From the first entry to the last, copy each one exactly.

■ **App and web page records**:
───

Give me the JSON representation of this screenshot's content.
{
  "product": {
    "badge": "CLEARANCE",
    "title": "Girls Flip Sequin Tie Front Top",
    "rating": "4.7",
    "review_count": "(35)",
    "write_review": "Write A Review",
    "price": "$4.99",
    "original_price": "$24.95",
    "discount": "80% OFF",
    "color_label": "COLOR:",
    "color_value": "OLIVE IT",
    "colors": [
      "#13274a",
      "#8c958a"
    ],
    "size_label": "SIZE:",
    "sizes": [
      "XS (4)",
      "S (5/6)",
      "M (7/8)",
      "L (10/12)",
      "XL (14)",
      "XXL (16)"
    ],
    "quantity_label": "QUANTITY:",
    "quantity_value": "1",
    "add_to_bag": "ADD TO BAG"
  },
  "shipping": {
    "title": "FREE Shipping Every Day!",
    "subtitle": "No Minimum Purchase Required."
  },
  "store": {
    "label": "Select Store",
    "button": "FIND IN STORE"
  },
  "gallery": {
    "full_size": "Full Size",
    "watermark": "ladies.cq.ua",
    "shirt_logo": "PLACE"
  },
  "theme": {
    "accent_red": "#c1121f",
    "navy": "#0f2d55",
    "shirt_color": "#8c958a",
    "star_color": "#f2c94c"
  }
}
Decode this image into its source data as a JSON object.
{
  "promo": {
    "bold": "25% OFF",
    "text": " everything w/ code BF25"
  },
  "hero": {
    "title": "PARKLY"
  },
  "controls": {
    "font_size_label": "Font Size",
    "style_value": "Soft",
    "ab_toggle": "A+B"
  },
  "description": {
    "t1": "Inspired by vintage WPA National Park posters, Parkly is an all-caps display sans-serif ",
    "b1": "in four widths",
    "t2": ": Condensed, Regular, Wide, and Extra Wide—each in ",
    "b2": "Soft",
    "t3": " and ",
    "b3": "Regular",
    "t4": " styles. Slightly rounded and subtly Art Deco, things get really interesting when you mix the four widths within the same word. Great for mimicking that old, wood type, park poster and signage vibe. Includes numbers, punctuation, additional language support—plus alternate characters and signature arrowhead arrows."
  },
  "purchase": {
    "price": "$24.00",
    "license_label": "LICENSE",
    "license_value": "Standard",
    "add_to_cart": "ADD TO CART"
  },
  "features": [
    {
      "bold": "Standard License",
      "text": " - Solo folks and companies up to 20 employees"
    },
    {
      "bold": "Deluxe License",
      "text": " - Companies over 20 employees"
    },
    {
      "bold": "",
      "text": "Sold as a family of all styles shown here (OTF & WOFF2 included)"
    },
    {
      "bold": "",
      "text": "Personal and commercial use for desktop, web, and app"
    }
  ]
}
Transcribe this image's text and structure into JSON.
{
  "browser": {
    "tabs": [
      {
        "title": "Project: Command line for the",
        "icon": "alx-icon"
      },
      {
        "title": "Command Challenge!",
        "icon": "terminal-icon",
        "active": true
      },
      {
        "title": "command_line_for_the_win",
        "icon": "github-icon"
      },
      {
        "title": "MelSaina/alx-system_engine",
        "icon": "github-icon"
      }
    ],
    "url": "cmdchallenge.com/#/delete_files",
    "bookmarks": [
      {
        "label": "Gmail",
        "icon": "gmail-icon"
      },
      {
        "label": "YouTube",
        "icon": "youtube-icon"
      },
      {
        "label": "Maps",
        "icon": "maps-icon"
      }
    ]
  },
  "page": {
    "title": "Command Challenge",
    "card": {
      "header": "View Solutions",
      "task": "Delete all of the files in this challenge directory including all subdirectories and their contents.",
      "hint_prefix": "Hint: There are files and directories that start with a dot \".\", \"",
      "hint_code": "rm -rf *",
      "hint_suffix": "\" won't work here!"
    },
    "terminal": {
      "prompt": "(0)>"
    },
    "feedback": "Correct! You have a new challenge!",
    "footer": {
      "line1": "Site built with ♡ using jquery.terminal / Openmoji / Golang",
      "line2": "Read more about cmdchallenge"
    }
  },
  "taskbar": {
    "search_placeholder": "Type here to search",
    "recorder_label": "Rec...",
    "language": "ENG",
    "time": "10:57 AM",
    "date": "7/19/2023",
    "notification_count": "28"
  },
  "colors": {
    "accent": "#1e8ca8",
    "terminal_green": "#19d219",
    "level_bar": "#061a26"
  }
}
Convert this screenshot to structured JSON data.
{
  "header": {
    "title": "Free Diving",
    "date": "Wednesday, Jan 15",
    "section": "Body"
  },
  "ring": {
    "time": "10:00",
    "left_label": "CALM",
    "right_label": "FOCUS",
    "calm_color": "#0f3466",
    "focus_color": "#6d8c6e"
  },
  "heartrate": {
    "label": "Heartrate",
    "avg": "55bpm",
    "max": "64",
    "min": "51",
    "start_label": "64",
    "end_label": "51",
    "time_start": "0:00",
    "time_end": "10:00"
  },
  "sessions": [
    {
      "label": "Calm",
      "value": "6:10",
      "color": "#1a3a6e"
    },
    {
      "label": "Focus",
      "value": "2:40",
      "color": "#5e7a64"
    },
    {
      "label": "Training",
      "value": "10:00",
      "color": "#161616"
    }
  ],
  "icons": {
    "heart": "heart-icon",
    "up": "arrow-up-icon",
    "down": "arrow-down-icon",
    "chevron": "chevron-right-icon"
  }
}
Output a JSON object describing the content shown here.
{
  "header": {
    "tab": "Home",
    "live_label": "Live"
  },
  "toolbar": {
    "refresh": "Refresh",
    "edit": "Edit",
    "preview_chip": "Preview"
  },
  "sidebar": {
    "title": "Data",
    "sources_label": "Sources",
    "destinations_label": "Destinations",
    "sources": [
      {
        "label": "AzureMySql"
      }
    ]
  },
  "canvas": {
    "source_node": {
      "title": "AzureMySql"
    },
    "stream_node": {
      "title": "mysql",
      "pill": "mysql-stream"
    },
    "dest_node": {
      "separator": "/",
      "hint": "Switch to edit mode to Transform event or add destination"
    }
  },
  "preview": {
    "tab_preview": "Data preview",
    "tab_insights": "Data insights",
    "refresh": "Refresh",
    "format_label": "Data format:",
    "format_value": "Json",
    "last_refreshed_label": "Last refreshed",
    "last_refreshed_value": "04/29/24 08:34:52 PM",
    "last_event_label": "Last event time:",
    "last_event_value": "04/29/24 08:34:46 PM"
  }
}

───

■ **Written answer**:
Give me the JSON representation of this screenshot's content.
{
  "product": {
    "badge": "CLEARANCE",
    "title": "Girls Flip Sequin Tie Front Top",
    "rating": "4.7",
    "review_count": "(35)",
    "write_review": "Write A Review",
    "price": "$4.99",
    "original_price": "$24.95",
    "discount": "80% OFF",
    "color_label": "COLOR:",
    "color_value": "OLIVE IT",
    "colors": [
      "#13274a",
      "#8c958a"
    ],
    "size_label": "SIZE:",
    "sizes": [
      "XS (4)",
      "S (5/6)",
      "M (7/8)",
      "L (10/12)",
      "XL (14)",
      "XXL (16)"
    ],
    "quantity_label": "QUANTITY:",
    "quantity_value": "1",
    "add_to_bag": "ADD TO BAG"
  },
  "shipping": {
    "title": "FREE Shipping Every Day!",
    "subtitle": "No Minimum Purchase Required."
  },
  "store": {
    "label": "Select Store",
    "button": "FIND IN STORE"
  },
  "gallery": {
    "full_size": "Full Size",
    "watermark": "ladies.cq.ua",
    "shirt_logo": "PLACE"
  },
  "theme": {
    "accent_red": "#c1121f",
    "navy": "#0f2d55",
    "shirt_color": "#8c958a",
    "star_color": "#f2c94c"
  }
}
Decode this image into its source data as a JSON object.
{
  "promo": {
    "bold": "25% OFF",
    "text": " everything w/ code BF25"
  },
  "hero": {
    "title": "PARKLY"
  },
  "controls": {
    "font_size_label": "Font Size",
    "style_value": "Soft",
    "ab_toggle": "A+B"
  },
  "description": {
    "t1": "Inspired by vintage WPA National Park posters, Parkly is an all-caps display sans-serif ",
    "b1": "in four widths",
    "t2": ": Condensed, Regular, Wide, and Extra Wide—each in ",
    "b2": "Soft",
    "t3": " and ",
    "b3": "Regular",
    "t4": " styles. Slightly rounded and subtly Art Deco, things get really interesting when you mix the four widths within the same word. Great for mimicking that old, wood type, park poster and signage vibe. Includes numbers, punctuation, additional language support—plus alternate characters and signature arrowhead arrows."
  },
  "purchase": {
    "price": "$24.00",
    "license_label": "LICENSE",
    "license_value": "Standard",
    "add_to_cart": "ADD TO CART"
  },
  "features": [
    {
      "bold": "Standard License",
      "text": " - Solo folks and companies up to 20 employees"
    },
    {
      "bold": "Deluxe License",
      "text": " - Companies over 20 employees"
    },
    {
      "bold": "",
      "text": "Sold as a family of all styles shown here (OTF & WOFF2 included)"
    },
    {
      "bold": "",
      "text": "Personal and commercial use for desktop, web, and app"
    }
  ]
}
Transcribe this image's text and structure into JSON.
{
  "browser": {
    "tabs": [
      {
        "title": "Project: Command line for the",
        "icon": "alx-icon"
      },
      {
        "title": "Command Challenge!",
        "icon": "terminal-icon",
        "active": true
      },
      {
        "title": "command_line_for_the_win",
        "icon": "github-icon"
      },
      {
        "title": "MelSaina/alx-system_engine",
        "icon": "github-icon"
      }
    ],
    "url": "cmdchallenge.com/#/delete_files",
    "bookmarks": [
      {
        "label": "Gmail",
        "icon": "gmail-icon"
      },
      {
        "label": "YouTube",
        "icon": "youtube-icon"
      },
      {
        "label": "Maps",
        "icon": "maps-icon"
      }
    ]
  },
  "page": {
    "title": "Command Challenge",
    "card": {
      "header": "View Solutions",
      "task": "Delete all of the files in this challenge directory including all subdirectories and their contents.",
      "hint_prefix": "Hint: There are files and directories that start with a dot \".\", \"",
      "hint_code": "rm -rf *",
      "hint_suffix": "\" won't work here!"
    },
    "terminal": {
      "prompt": "(0)>"
    },
    "feedback": "Correct! You have a new challenge!",
    "footer": {
      "line1": "Site built with ♡ using jquery.terminal / Openmoji / Golang",
      "line2": "Read more about cmdchallenge"
    }
  },
  "taskbar": {
    "search_placeholder": "Type here to search",
    "recorder_label": "Rec...",
    "language": "ENG",
    "time": "10:57 AM",
    "date": "7/19/2023",
    "notification_count": "28"
  },
  "colors": {
    "accent": "#1e8ca8",
    "terminal_green": "#19d219",
    "level_bar": "#061a26"
  }
}
Convert this screenshot to structured JSON data.
{
  "header": {
    "title": "Free Diving",
    "date": "Wednesday, Jan 15",
    "section": "Body"
  },
  "ring": {
    "time": "10:00",
    "left_label": "CALM",
    "right_label": "FOCUS",
    "calm_color": "#0f3466",
    "focus_color": "#6d8c6e"
  },
  "heartrate": {
    "label": "Heartrate",
    "avg": "55bpm",
    "max": "64",
    "min": "51",
    "start_label": "64",
    "end_label": "51",
    "time_start": "0:00",
    "time_end": "10:00"
  },
  "sessions": [
    {
      "label": "Calm",
      "value": "6:10",
      "color": "#1a3a6e"
    },
    {
      "label": "Focus",
      "value": "2:40",
      "color": "#5e7a64"
    },
    {
      "label": "Training",
      "value": "10:00",
      "color": "#161616"
    }
  ],
  "icons": {
    "heart": "heart-icon",
    "up": "arrow-up-icon",
    "down": "arrow-down-icon",
    "chevron": "chevron-right-icon"
  }
}
Output a JSON object describing the content shown here.
{
  "header": {
    "tab": "Home",
    "live_label": "Live"
  },
  "toolbar": {
    "refresh": "Refresh",
    "edit": "Edit",
    "preview_chip": "Preview"
  },
  "sidebar": {
    "title": "Data",
    "sources_label": "Sources",
    "destinations_label": "Destinations",
    "sources": [
      {
        "label": "AzureMySql"
      }
    ]
  },
  "canvas": {
    "source_node": {
      "title": "AzureMySql"
    },
    "stream_node": {
      "title": "mysql",
      "pill": "mysql-stream"
    },
    "dest_node": {
      "separator": "/",
      "hint": "Switch to edit mode to Transform event or add destination"
    }
  },
  "preview": {
    "tab_preview": "Data preview",
    "tab_insights": "Data insights",
    "refresh": "Refresh",
    "format_label": "Data format:",
    "format_value": "Json",
    "last_refreshed_label": "Last refreshed",
    "last_refreshed_value": "04/29/24 08:34:52 PM",
    "last_event_label": "Last event time:",
    "last_event_value": "04/29/24 08:34:46 PM"
  }
}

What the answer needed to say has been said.